[Start of section]

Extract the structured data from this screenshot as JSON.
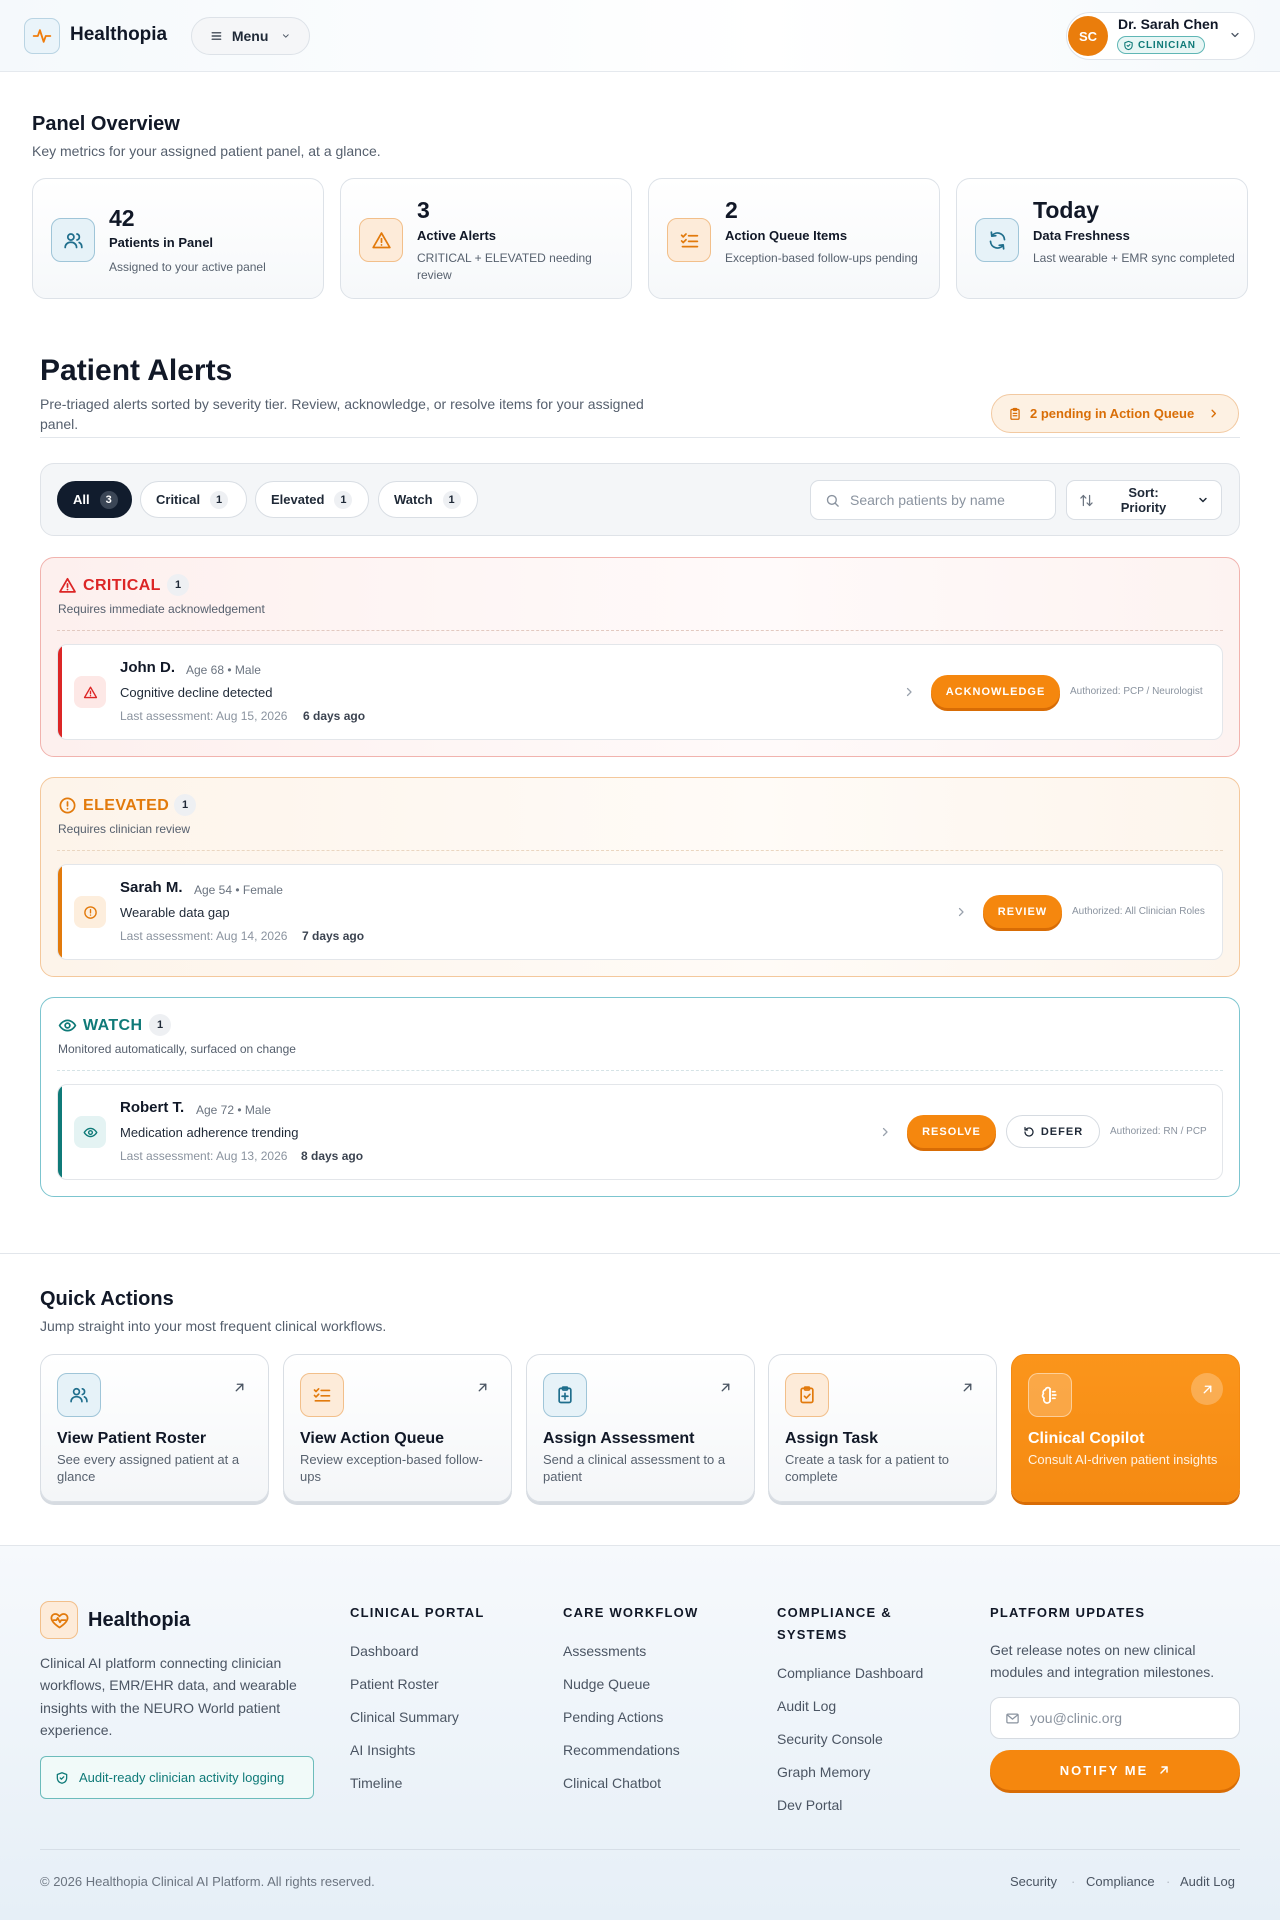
{
  "header": {
    "brand": "Healthopia",
    "menu_label": "Menu",
    "user": {
      "initials": "SC",
      "name": "Dr. Sarah Chen",
      "role": "CLINICIAN"
    }
  },
  "panel_overview": {
    "title": "Panel Overview",
    "subtitle": "Key metrics for your assigned patient panel, at a glance.",
    "stats": [
      {
        "value": "42",
        "label": "Patients in Panel",
        "desc": "Assigned to your active panel",
        "icon": "users-icon"
      },
      {
        "value": "3",
        "label": "Active Alerts",
        "desc": "CRITICAL + ELEVATED needing review",
        "icon": "warning-icon"
      },
      {
        "value": "2",
        "label": "Action Queue Items",
        "desc": "Exception-based follow-ups pending",
        "icon": "list-check-icon"
      },
      {
        "value": "Today",
        "label": "Data Freshness",
        "desc": "Last wearable + EMR sync completed",
        "icon": "refresh-icon"
      }
    ]
  },
  "alerts": {
    "title": "Patient Alerts",
    "subtitle": "Pre-triaged alerts sorted by severity tier. Review, acknowledge, or resolve items for your assigned panel.",
    "pending_pill": "2 pending in Action Queue",
    "filters": [
      {
        "label": "All",
        "count": "3"
      },
      {
        "label": "Critical",
        "count": "1"
      },
      {
        "label": "Elevated",
        "count": "1"
      },
      {
        "label": "Watch",
        "count": "1"
      }
    ],
    "search_placeholder": "Search patients by name",
    "sort_label": "Sort: Priority",
    "tiers": [
      {
        "name": "CRITICAL",
        "count": "1",
        "desc": "Requires immediate acknowledgement",
        "patient": {
          "name": "John D.",
          "meta": "Age 68 • Male",
          "finding": "Cognitive decline detected",
          "last": "Last assessment: Aug 15, 2026",
          "ago": "6 days ago",
          "action": "ACKNOWLEDGE",
          "auth": "Authorized: PCP / Neurologist"
        }
      },
      {
        "name": "ELEVATED",
        "count": "1",
        "desc": "Requires clinician review",
        "patient": {
          "name": "Sarah M.",
          "meta": "Age 54 • Female",
          "finding": "Wearable data gap",
          "last": "Last assessment: Aug 14, 2026",
          "ago": "7 days ago",
          "action": "REVIEW",
          "auth": "Authorized: All Clinician Roles"
        }
      },
      {
        "name": "WATCH",
        "count": "1",
        "desc": "Monitored automatically, surfaced on change",
        "patient": {
          "name": "Robert T.",
          "meta": "Age 72 • Male",
          "finding": "Medication adherence trending",
          "last": "Last assessment: Aug 13, 2026",
          "ago": "8 days ago",
          "action": "RESOLVE",
          "secondary_action": "DEFER",
          "auth": "Authorized: RN / PCP"
        }
      }
    ],
    "colors": {
      "critical": "#dc2626",
      "elevated": "#e27a0c",
      "watch": "#0f7a78",
      "accent": "#f5870e"
    }
  },
  "quick_actions": {
    "title": "Quick Actions",
    "subtitle": "Jump straight into your most frequent clinical workflows.",
    "items": [
      {
        "title": "View Patient Roster",
        "desc": "See every assigned patient at a glance"
      },
      {
        "title": "View Action Queue",
        "desc": "Review exception-based follow-ups"
      },
      {
        "title": "Assign Assessment",
        "desc": "Send a clinical assessment to a patient"
      },
      {
        "title": "Assign Task",
        "desc": "Create a task for a patient to complete"
      },
      {
        "title": "Clinical Copilot",
        "desc": "Consult AI-driven patient insights"
      }
    ]
  },
  "footer": {
    "brand": "Healthopia",
    "desc": "Clinical AI platform connecting clinician workflows, EMR/EHR data, and wearable insights with the NEURO World patient experience.",
    "audit_badge": "Audit-ready clinician activity logging",
    "columns": [
      {
        "title": "CLINICAL PORTAL",
        "links": [
          "Dashboard",
          "Patient Roster",
          "Clinical Summary",
          "AI Insights",
          "Timeline"
        ]
      },
      {
        "title": "CARE WORKFLOW",
        "links": [
          "Assessments",
          "Nudge Queue",
          "Pending Actions",
          "Recommendations",
          "Clinical Chatbot"
        ]
      },
      {
        "title": "COMPLIANCE & SYSTEMS",
        "links": [
          "Compliance Dashboard",
          "Audit Log",
          "Security Console",
          "Graph Memory",
          "Dev Portal"
        ]
      }
    ],
    "updates": {
      "title": "PLATFORM UPDATES",
      "desc": "Get release notes on new clinical modules and integration milestones.",
      "email_placeholder": "you@clinic.org",
      "button": "NOTIFY ME"
    },
    "copyright": "© 2026 Healthopia Clinical AI Platform. All rights reserved.",
    "legal": [
      "Security",
      "Compliance",
      "Audit Log"
    ]
  }
}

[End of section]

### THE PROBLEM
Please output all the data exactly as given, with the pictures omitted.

### RESULT
Extract the structured data from this screenshot as JSON.
{
  "header": {
    "brand": "Healthopia",
    "menu_label": "Menu",
    "user": {
      "initials": "SC",
      "name": "Dr. Sarah Chen",
      "role": "CLINICIAN"
    }
  },
  "panel_overview": {
    "title": "Panel Overview",
    "subtitle": "Key metrics for your assigned patient panel, at a glance.",
    "stats": [
      {
        "value": "42",
        "label": "Patients in Panel",
        "desc": "Assigned to your active panel",
        "icon": "users-icon"
      },
      {
        "value": "3",
        "label": "Active Alerts",
        "desc": "CRITICAL + ELEVATED needing review",
        "icon": "warning-icon"
      },
      {
        "value": "2",
        "label": "Action Queue Items",
        "desc": "Exception-based follow-ups pending",
        "icon": "list-check-icon"
      },
      {
        "value": "Today",
        "label": "Data Freshness",
        "desc": "Last wearable + EMR sync completed",
        "icon": "refresh-icon"
      }
    ]
  },
  "alerts": {
    "title": "Patient Alerts",
    "subtitle": "Pre-triaged alerts sorted by severity tier. Review, acknowledge, or resolve items for your assigned panel.",
    "pending_pill": "2 pending in Action Queue",
    "filters": [
      {
        "label": "All",
        "count": "3"
      },
      {
        "label": "Critical",
        "count": "1"
      },
      {
        "label": "Elevated",
        "count": "1"
      },
      {
        "label": "Watch",
        "count": "1"
      }
    ],
    "search_placeholder": "Search patients by name",
    "sort_label": "Sort: Priority",
    "tiers": [
      {
        "name": "CRITICAL",
        "count": "1",
        "desc": "Requires immediate acknowledgement",
        "patient": {
          "name": "John D.",
          "meta": "Age 68 • Male",
          "finding": "Cognitive decline detected",
          "last": "Last assessment: Aug 15, 2026",
          "ago": "6 days ago",
          "action": "ACKNOWLEDGE",
          "auth": "Authorized: PCP / Neurologist"
        }
      },
      {
        "name": "ELEVATED",
        "count": "1",
        "desc": "Requires clinician review",
        "patient": {
          "name": "Sarah M.",
          "meta": "Age 54 • Female",
          "finding": "Wearable data gap",
          "last": "Last assessment: Aug 14, 2026",
          "ago": "7 days ago",
          "action": "REVIEW",
          "auth": "Authorized: All Clinician Roles"
        }
      },
      {
        "name": "WATCH",
        "count": "1",
        "desc": "Monitored automatically, surfaced on change",
        "patient": {
          "name": "Robert T.",
          "meta": "Age 72 • Male",
          "finding": "Medication adherence trending",
          "last": "Last assessment: Aug 13, 2026",
          "ago": "8 days ago",
          "action": "RESOLVE",
          "secondary_action": "DEFER",
          "auth": "Authorized: RN / PCP"
        }
      }
    ],
    "colors": {
      "critical": "#dc2626",
      "elevated": "#e27a0c",
      "watch": "#0f7a78",
      "accent": "#f5870e"
    }
  },
  "quick_actions": {
    "title": "Quick Actions",
    "subtitle": "Jump straight into your most frequent clinical workflows.",
    "items": [
      {
        "title": "View Patient Roster",
        "desc": "See every assigned patient at a glance"
      },
      {
        "title": "View Action Queue",
        "desc": "Review exception-based follow-ups"
      },
      {
        "title": "Assign Assessment",
        "desc": "Send a clinical assessment to a patient"
      },
      {
        "title": "Assign Task",
        "desc": "Create a task for a patient to complete"
      },
      {
        "title": "Clinical Copilot",
        "desc": "Consult AI-driven patient insights"
      }
    ]
  },
  "footer": {
    "brand": "Healthopia",
    "desc": "Clinical AI platform connecting clinician workflows, EMR/EHR data, and wearable insights with the NEURO World patient experience.",
    "audit_badge": "Audit-ready clinician activity logging",
    "columns": [
      {
        "title": "CLINICAL PORTAL",
        "links": [
          "Dashboard",
          "Patient Roster",
          "Clinical Summary",
          "AI Insights",
          "Timeline"
        ]
      },
      {
        "title": "CARE WORKFLOW",
        "links": [
          "Assessments",
          "Nudge Queue",
          "Pending Actions",
          "Recommendations",
          "Clinical Chatbot"
        ]
      },
      {
        "title": "COMPLIANCE & SYSTEMS",
        "links": [
          "Compliance Dashboard",
          "Audit Log",
          "Security Console",
          "Graph Memory",
          "Dev Portal"
        ]
      }
    ],
    "updates": {
      "title": "PLATFORM UPDATES",
      "desc": "Get release notes on new clinical modules and integration milestones.",
      "email_placeholder": "you@clinic.org",
      "button": "NOTIFY ME"
    },
    "copyright": "© 2026 Healthopia Clinical AI Platform. All rights reserved.",
    "legal": [
      "Security",
      "Compliance",
      "Audit Log"
    ]
  }
}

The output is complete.